Segment Start: Information shown

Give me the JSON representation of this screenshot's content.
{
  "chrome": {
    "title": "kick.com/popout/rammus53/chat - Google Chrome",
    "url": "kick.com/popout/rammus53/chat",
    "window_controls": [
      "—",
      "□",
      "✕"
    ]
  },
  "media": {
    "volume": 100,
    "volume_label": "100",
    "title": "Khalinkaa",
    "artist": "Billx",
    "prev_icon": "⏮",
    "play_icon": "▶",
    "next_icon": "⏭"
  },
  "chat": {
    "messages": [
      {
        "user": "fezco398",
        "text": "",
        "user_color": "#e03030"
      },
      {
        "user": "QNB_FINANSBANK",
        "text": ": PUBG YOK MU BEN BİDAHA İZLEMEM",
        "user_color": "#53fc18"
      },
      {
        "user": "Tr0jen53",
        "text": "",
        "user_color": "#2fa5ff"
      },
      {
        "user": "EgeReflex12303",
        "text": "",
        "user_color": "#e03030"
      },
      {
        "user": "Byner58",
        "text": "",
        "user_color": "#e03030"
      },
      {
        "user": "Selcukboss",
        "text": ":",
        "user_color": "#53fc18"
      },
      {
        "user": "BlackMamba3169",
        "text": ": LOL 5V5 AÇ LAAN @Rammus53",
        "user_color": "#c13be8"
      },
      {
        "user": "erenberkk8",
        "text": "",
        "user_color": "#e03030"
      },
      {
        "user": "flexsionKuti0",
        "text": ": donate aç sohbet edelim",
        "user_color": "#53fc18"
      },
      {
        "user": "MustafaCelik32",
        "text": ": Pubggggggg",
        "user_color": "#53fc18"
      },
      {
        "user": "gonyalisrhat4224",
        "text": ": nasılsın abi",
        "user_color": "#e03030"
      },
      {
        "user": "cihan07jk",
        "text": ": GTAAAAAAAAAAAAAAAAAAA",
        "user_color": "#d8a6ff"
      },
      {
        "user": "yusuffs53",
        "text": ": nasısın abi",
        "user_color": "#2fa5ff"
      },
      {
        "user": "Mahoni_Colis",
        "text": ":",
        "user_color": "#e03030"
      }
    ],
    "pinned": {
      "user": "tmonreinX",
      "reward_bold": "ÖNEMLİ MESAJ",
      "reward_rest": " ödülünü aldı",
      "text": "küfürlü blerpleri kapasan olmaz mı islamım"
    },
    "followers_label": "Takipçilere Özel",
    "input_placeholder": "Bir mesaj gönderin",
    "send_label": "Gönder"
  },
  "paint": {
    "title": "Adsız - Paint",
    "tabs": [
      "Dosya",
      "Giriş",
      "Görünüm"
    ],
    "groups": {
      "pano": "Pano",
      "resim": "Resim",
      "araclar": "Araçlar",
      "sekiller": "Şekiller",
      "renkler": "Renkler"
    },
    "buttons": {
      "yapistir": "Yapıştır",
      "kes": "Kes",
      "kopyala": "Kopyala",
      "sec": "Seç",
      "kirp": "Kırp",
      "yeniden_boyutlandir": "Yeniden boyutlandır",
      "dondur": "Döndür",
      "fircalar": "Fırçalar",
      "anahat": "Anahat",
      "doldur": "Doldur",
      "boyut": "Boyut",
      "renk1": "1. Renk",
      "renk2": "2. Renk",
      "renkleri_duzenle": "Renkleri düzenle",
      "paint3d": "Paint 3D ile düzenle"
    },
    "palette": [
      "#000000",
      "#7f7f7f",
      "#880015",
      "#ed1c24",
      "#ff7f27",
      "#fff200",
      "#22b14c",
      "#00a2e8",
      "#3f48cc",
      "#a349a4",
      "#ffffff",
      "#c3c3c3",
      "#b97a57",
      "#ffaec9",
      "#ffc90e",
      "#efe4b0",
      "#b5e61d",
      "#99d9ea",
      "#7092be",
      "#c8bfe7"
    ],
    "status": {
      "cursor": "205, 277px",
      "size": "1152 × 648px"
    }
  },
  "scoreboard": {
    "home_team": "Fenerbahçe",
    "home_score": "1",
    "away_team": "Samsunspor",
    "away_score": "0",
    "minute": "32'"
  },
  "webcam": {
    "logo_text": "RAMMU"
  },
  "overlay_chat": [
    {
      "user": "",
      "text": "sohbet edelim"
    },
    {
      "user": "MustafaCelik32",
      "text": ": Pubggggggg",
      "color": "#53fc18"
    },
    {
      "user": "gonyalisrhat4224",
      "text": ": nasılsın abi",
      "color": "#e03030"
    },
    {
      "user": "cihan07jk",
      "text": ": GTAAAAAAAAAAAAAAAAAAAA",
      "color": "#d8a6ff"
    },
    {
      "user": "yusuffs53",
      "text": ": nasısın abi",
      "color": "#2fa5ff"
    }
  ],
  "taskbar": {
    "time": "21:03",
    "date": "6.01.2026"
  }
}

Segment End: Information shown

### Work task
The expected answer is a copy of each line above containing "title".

### Result below
    "title": "kick.com/popout/rammus53/chat - Google Chrome",
    "title": "Khalinkaa",
    "title": "Adsız - Paint",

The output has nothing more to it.